One of the original tenants of the ecological hypotheses is that with subsistence diet and long ranges, a significant amount of mental capacity is necessary to form and utilize detailed mental maps; however Shultz and Dunbar (2007) dismiss this. They argue that the ecological approach to the evolution of a bigger brain relegate the larger neo-cortex to a simple by-product of a prolonged development and more efficient metabolism. They argue that ecological problem solving happens in more species than primates; insomuch ecological theory alone does not explain why primates, let alone humans, are a special case in brain size evolution.
Additionally, the ecological hypothesis explores the idea that natural selection favored flexibility in primates. This is very useful to increase the ability to learn and plan and would help deal with both ecological and social changes. We can possess, use, and thrive in nearly any environment in the world. Humans are inherently adaptable. Keep in mind that our diet is not singular; instead it is broad, adaptable, and variable. As the environment changed, either through migration or climate change, they were faced with new difficulties of finding food and other resources.
Being able to figure out a new environment favored those that were cleverer. Leonard reasons that this big brain evolution followed a linear sequence. There was a preliminary period of brain growth that then stimulated a reciprocal relationship between diet and brain expansion. Continuing in this vein, it can be argued that these bigger brains would have produced more complex social behavior, which in turn would lead to shifts in diet, behavior, and social structure. One of the problems with proving any, or all, of these hypotheses is that we cannot be completely sure of what ecological problems our ancestors faced.
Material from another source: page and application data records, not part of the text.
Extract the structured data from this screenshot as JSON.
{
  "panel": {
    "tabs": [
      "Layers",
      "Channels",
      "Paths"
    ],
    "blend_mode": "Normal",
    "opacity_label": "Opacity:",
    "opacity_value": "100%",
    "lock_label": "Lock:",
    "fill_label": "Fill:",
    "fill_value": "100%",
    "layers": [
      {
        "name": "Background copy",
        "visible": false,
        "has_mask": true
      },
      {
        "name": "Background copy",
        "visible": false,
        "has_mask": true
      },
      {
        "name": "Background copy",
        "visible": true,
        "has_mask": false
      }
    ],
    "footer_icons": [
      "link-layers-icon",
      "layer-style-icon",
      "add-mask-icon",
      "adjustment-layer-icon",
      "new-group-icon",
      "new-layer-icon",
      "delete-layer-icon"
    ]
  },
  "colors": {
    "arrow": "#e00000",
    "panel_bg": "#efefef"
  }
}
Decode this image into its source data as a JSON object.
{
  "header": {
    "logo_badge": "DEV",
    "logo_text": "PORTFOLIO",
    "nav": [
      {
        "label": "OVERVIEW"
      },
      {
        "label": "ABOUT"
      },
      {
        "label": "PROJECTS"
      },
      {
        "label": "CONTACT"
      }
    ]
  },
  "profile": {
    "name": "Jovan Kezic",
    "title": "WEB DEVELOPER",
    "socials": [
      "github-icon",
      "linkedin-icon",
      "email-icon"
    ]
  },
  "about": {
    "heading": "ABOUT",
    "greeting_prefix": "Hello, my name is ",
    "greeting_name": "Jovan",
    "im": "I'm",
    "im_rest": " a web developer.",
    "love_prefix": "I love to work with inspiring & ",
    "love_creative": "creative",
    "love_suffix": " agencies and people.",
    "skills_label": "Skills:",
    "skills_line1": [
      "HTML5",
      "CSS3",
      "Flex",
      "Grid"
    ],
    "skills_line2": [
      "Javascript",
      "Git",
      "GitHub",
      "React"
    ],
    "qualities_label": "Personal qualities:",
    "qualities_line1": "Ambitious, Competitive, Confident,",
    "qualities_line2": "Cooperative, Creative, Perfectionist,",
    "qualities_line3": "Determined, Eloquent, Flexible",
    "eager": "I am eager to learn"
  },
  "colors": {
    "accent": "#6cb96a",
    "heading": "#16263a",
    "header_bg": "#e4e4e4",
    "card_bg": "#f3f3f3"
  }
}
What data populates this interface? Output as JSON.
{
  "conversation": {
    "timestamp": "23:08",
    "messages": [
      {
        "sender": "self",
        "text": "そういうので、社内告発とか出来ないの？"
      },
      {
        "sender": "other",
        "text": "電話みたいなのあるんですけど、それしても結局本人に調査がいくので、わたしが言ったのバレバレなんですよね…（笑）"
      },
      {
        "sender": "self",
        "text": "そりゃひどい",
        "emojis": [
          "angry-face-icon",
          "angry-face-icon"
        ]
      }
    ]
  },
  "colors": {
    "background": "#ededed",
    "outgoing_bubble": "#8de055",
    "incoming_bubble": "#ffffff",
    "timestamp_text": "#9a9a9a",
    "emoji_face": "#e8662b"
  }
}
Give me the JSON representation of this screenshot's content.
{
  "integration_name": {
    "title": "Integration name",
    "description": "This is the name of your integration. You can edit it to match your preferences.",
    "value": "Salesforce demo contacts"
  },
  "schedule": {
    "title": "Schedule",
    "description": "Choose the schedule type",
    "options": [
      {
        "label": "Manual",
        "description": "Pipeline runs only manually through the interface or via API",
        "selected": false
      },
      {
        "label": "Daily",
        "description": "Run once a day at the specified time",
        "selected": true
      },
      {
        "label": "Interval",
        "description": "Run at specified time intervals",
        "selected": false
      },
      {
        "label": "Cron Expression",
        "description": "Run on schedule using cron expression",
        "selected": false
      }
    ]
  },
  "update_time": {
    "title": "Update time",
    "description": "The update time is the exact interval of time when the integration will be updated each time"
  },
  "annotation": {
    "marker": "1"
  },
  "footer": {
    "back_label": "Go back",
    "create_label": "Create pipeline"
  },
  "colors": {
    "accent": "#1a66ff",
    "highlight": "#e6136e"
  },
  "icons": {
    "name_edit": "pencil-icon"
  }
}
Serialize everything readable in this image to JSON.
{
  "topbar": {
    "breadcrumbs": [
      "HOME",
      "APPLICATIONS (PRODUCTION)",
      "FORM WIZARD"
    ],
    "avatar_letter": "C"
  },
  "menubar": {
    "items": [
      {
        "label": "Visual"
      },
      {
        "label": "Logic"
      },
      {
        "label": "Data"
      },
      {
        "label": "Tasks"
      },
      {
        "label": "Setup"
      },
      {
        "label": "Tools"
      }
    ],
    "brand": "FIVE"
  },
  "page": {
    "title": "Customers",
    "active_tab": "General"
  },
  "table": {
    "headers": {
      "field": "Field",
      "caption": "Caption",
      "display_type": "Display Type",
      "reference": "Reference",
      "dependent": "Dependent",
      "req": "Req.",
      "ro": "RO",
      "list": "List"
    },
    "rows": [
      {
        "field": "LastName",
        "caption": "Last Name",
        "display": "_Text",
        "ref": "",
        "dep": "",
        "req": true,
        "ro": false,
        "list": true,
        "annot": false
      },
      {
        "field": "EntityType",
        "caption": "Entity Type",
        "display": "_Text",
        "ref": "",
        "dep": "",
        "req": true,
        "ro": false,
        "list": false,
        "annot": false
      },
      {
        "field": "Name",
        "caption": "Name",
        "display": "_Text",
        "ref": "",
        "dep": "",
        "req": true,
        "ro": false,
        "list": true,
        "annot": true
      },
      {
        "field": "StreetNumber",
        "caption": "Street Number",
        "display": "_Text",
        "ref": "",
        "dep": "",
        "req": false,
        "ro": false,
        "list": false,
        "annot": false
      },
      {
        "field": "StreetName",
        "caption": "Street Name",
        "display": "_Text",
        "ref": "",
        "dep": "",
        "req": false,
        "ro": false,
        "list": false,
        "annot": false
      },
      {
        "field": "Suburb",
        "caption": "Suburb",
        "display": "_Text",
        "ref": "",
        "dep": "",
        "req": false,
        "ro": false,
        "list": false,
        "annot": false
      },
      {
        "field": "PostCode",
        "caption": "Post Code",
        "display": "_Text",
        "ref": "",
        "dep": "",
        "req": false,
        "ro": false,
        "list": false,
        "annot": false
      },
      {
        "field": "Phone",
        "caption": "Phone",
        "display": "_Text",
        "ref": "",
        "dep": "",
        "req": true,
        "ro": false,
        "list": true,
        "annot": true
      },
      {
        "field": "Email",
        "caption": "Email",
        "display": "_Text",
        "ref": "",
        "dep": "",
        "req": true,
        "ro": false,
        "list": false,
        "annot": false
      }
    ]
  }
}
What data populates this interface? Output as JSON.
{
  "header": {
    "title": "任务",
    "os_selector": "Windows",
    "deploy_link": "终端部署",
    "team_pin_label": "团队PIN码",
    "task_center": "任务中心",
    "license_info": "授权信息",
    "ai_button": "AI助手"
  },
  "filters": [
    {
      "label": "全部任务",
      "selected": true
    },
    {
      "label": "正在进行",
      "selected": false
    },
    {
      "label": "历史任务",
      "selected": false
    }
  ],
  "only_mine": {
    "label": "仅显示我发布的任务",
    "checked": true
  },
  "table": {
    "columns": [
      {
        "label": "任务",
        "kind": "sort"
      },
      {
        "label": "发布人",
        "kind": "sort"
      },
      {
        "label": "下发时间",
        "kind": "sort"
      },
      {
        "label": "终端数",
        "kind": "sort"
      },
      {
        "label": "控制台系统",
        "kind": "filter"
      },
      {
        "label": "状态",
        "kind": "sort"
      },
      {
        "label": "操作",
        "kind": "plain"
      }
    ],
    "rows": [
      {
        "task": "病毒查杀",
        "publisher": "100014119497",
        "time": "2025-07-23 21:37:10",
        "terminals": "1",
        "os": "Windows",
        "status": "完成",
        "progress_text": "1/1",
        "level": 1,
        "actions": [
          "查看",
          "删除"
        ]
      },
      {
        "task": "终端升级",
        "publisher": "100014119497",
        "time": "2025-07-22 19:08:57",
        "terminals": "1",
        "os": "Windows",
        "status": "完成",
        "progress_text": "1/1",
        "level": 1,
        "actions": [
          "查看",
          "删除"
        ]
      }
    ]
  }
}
The ecological problems we face today are variable and complicated; they are too complex for any individual to overcome in order to survive, let alone reproduce. We rely on a social and shared intelligence. We rely on being taught how to survive. Our social system is inherently complex. It relies on the teaching and sharing of knowledge to all individuals within the group. It is expected that every individual will perform some defined role in society, and those that do not are ostracized.
No matter how much evidence is accumulated or how many hypotheses are posited, it is nearly impossible to prove that primates evolved their oversized brains in response to any single factor. It is truly possible that either the social challenges of group living spurred an increase of the neocortex, but it could also be possible that a more intense environment required higher processing in order to extract the necessary resources. In all likelihood, the answer is probably that many, many factors contributed to the selection and continued evolution of large brains.